Last Sunday, this Sunday and next Sunday the gospel reading will feature John the Baptist, calling for a reform of life and pointing out the one coming after him. This week we hear about his baptism of repentance. He baptized “to show that they were changing their hearts and lives and wanted God to forgive their sins.”. And John was compared to Isaiah the prophet who was ” a voice crying out in the wilderness: prepare the way of The Lord; make his paths straight. Every valley will be filled, and every mountain and hill will be leveled. The crooked will be made straight and the rough places made smooth. All humanity will see God’s salvation.”
And Baruch, hundreds of years before John, like Isaiah, preached the same message from God: ” take off your mourning clothes and oppression, Jerusalem! Wrap the justice that comes from God around yourself like a robe. Get up, Jerusalem! Stand on the high place, and look around to the east! See your children gathered from the west to the east by the holy one’s word, as they rejoice that God has remembered them.
And Baruch ends the book by proclaiming that ” God will lead Israel with gladness by the light that shines forth from his glory, with the mercy and righteousness that comes from him.”
All of us who claim “Christian” as our name have these same promises uttered by Isaiah and Baruch. We must be clothed in justice and righteousness and see our own lives as prophetic too. It is our turn, no matter how our own lives may be going, to preach the good news of peace and justice and to work hard to make it happen.
Paul reminds us in the reading from the Philippians: we are partners with him in spreading the gospel. And our spreading the gospel might not be with words! As St. Francis said: ” preach the gospel always….and if necessary use words.”

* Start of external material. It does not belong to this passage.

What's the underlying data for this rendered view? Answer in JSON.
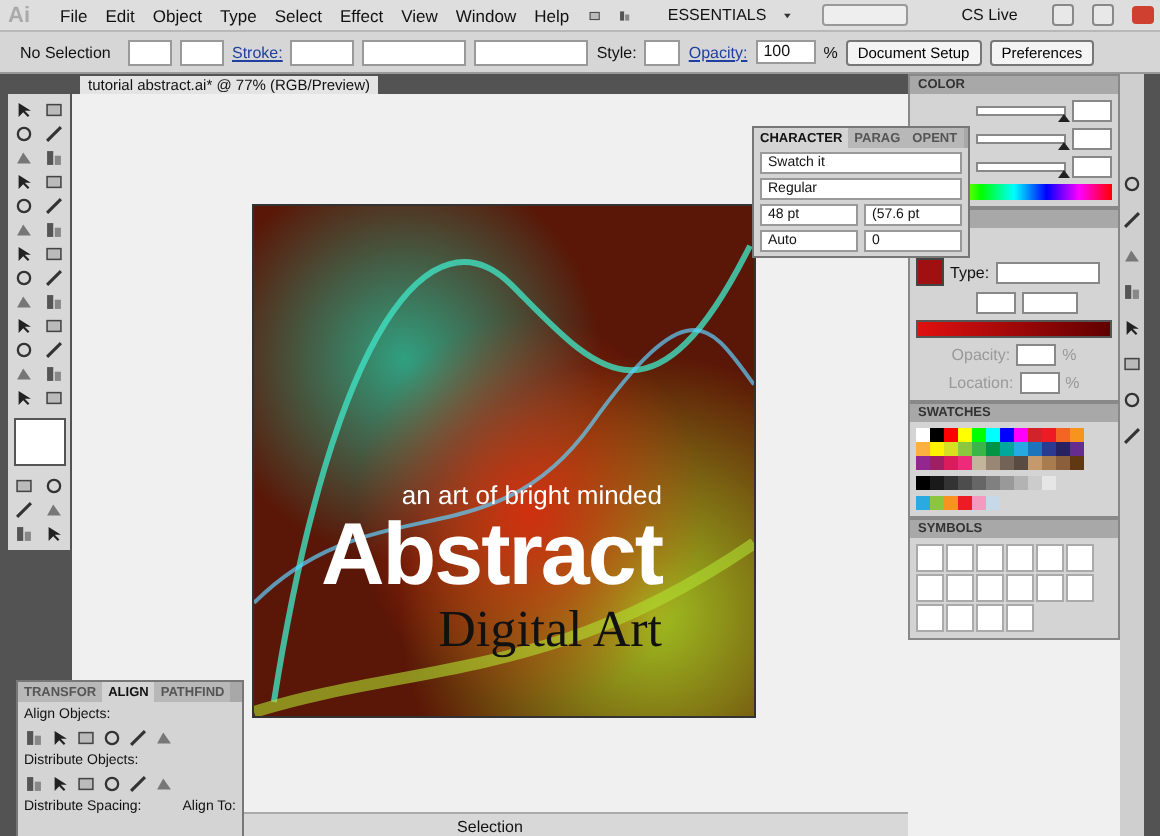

We prepare for the coming of The Lord by doing justice, by working for peace even though we sometimes feel the futility of our work. People who are hurting today count on us. Not that we think we are the messiah, but that we know the Messiah lives within us and is urging us on to make his peaceful rule come, on earth as it is in heaven.
Look around, brothers and sisters and see how you are fulfilling the words of Paul from this next Sunday’s reading from Philippians: ” I am sure about this: the one who started a good work in you will stay with you to complete the job. You are all my partners in God’s grace.”